Our website use cookies to improve and personalize your experience and to display advertisements (if any). Our website may also include cookies from third parties like Google Adsense, Google Analytics, and Youtube. By using the website, you consent to the use of cookies.

Picture Feature: Racing for Rhinos


THE 34th edition of Africa’s famous extreme rally, the Rhino Charge, this year collected a total of 173,071,389 Kenyan shillings (US$1.25 million), the second-highest amount ever collected by participants at the event.

Established in 1989, the rally was initially established to collect money for an electric fence to help protect the dwindling black rhino population in the Aberdare National Park.​

This year’s off-road 4×4 competition was held in Nkoteyia, Samburu County, with 52 participants navigating their vehicles through 13 checkpoints spread across about 100 km² of rough terrain within 10 hours.

“Your partnership in fencing off some of our very important assets around our water towers is something that we are eternally grateful for. What you have done in Mt Kenya, what you are doing in Aberdare, what you have started in Kakamega and shortly we will work together in fencing off the Mau as well,” said Kenya’s President William Ruto, at the event.

To date, the Rhino Charge has raised Ksh1.9 billion (13.6 million US dollars) and built 650 km of electric fences. Through the fencing programmes, over 80,000 families are being protected from the dangers of human-wildlife conflict, according to the organisation.

All proceeds from the event are donated to Rhino Ark Kenya Charitable Trust, a non-governmental organisation that aims to preserve the mountain range ecosystems in Kenya. The trust also ensures that funds provide support to adjacent communities.

READ:  Racing for Rhinos

“It’s managed in a very specific way. The criteria of that is to go to a community project which benefits the whole community. So typically that could be something like they want to build a clinic or a classroom, something that serves the community. It’s not to go to an individual or a political campaign or something like that. It has to be beneficial to the community and that’s their choice but we help them to administer that in a way that is beneficial,” Rhino Charge Clerk of the Course Don White told Kenya’s NTV.
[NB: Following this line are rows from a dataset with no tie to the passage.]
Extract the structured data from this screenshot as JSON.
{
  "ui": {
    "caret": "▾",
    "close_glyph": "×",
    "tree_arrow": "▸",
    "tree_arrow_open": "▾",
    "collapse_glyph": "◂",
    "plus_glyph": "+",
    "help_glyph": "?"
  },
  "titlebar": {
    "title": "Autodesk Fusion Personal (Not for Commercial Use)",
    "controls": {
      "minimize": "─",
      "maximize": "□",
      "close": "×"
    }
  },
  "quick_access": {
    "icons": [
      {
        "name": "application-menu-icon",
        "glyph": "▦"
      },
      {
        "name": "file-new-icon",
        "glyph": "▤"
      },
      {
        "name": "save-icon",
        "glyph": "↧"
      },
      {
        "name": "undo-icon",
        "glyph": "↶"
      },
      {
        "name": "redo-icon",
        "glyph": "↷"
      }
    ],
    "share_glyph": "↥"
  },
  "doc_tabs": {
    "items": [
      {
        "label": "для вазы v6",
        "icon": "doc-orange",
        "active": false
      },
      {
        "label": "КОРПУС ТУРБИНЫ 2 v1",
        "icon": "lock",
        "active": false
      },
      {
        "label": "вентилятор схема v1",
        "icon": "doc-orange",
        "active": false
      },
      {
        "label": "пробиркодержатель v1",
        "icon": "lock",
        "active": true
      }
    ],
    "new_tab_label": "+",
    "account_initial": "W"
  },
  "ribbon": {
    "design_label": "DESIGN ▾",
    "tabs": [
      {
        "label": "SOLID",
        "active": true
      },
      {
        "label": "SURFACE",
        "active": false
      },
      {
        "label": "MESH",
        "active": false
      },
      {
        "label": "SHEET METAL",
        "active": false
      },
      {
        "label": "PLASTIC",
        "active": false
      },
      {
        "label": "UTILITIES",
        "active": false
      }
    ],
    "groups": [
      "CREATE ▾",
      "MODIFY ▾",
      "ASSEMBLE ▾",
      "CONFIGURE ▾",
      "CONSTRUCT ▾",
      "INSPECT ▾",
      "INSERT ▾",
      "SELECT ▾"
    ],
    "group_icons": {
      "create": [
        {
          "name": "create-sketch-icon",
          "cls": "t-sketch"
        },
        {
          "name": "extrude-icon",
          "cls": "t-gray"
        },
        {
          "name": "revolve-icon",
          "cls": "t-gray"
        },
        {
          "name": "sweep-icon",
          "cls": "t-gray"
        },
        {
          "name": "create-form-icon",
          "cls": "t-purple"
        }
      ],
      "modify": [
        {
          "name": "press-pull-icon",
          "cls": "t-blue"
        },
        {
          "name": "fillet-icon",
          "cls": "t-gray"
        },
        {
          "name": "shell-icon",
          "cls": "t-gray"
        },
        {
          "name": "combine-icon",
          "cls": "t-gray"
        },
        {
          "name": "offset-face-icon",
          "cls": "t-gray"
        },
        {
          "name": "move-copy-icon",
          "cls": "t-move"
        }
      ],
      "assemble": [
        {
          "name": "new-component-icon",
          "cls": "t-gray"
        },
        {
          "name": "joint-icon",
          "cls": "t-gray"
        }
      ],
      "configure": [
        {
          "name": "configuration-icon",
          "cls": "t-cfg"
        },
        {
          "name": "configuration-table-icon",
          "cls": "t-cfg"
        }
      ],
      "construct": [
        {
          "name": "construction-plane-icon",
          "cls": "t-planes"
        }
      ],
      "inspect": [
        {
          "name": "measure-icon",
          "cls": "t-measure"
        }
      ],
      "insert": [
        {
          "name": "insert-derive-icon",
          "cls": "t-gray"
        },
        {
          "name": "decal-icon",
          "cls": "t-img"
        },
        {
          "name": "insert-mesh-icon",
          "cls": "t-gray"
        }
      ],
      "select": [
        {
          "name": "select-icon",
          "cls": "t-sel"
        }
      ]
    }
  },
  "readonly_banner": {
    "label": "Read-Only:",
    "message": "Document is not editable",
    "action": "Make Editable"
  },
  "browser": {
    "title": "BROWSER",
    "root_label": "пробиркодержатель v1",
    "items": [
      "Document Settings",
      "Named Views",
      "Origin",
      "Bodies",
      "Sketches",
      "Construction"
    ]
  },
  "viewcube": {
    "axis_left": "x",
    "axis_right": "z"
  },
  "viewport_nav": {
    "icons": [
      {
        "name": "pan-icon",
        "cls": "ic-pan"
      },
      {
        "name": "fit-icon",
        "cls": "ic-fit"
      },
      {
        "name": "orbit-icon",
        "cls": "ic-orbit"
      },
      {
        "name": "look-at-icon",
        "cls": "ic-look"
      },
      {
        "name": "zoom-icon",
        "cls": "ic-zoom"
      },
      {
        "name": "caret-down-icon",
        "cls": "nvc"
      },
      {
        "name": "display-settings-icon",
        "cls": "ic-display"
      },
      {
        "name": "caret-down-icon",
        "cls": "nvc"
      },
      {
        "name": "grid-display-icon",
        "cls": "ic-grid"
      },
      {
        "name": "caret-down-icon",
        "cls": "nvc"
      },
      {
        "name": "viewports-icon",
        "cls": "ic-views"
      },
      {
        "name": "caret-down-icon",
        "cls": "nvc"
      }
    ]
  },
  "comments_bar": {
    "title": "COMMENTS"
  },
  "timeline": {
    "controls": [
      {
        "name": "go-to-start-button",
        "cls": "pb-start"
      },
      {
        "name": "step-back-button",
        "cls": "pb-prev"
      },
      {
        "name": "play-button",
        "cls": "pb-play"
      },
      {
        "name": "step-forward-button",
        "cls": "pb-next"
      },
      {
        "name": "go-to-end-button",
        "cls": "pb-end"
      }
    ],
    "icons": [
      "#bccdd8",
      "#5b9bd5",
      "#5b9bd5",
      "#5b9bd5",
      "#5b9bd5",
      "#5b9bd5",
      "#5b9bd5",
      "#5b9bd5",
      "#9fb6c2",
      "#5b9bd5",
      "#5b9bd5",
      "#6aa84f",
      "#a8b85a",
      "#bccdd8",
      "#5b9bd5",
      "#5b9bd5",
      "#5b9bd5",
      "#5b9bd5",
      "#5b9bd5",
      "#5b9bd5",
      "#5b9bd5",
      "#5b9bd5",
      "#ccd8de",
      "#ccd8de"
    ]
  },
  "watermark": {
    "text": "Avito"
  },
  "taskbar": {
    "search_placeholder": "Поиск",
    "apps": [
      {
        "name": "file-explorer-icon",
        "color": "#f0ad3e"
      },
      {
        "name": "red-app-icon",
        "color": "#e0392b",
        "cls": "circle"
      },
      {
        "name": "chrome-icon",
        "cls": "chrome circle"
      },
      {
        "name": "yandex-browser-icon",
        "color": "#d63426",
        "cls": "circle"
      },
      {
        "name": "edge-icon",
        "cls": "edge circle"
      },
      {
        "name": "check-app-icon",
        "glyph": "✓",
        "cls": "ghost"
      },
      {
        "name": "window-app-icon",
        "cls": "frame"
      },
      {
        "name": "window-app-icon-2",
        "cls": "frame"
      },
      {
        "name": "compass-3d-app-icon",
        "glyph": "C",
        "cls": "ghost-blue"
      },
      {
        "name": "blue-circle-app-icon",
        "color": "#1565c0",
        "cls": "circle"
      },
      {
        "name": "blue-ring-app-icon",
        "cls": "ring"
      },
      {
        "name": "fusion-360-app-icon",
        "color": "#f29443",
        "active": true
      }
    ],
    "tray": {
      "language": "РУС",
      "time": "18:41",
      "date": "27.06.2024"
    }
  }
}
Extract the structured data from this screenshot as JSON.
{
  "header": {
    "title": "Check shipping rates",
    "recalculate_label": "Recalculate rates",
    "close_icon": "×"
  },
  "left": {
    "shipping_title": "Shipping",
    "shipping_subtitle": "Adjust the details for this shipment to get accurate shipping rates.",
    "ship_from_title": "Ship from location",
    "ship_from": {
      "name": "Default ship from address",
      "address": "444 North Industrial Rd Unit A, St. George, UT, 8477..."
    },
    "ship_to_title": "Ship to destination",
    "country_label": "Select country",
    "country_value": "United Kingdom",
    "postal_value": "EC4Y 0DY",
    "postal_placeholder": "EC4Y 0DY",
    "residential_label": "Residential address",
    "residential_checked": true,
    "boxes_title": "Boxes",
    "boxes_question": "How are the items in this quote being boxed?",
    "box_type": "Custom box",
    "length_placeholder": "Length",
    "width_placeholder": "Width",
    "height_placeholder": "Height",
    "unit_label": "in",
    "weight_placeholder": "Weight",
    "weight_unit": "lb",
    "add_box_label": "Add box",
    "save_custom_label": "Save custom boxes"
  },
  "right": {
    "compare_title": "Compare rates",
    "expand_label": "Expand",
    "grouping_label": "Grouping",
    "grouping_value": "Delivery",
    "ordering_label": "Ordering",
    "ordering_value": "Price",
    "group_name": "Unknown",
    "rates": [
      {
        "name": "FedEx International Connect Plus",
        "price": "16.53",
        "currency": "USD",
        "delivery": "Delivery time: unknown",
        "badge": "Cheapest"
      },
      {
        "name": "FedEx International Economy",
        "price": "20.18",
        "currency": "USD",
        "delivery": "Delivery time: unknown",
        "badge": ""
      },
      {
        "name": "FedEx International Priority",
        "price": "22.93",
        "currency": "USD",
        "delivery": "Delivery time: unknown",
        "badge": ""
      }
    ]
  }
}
This year’s highest individual fundraiser was Adil Khawaja – driving car 44 – who set a new record of Ksh60,366,403 (US$432,500), followed by Peter Kinyua (car 23), who secured Ksh10,373,085 (US$74,300) and in third place was Tim Carstens – (car 63), who raised Ksh8,845,492 (US$63,400).

The event requires that participants visit a number of points while travelling the shortest possible distance across difficult, trackless terrain. Speed, in this race, is penalised.

The 2023 Rhino Charge overall winner was Mark Glen (car 48), followed by Sean Avery (car 38) while the third position was Graham McKittrick (car 5).

Rhino Ark Chairman Peter Kinyua has proposed an endowment fund to sustain the conservation work Rhino Ark implements in partnership with Kenya Wildlife Service and Kenya Forest Service as well as other organisations:

“An endowment fund for Rhino Ark created with some government institutions would help sustain the fences built over the past 34 years,” he said.

By The African Mirror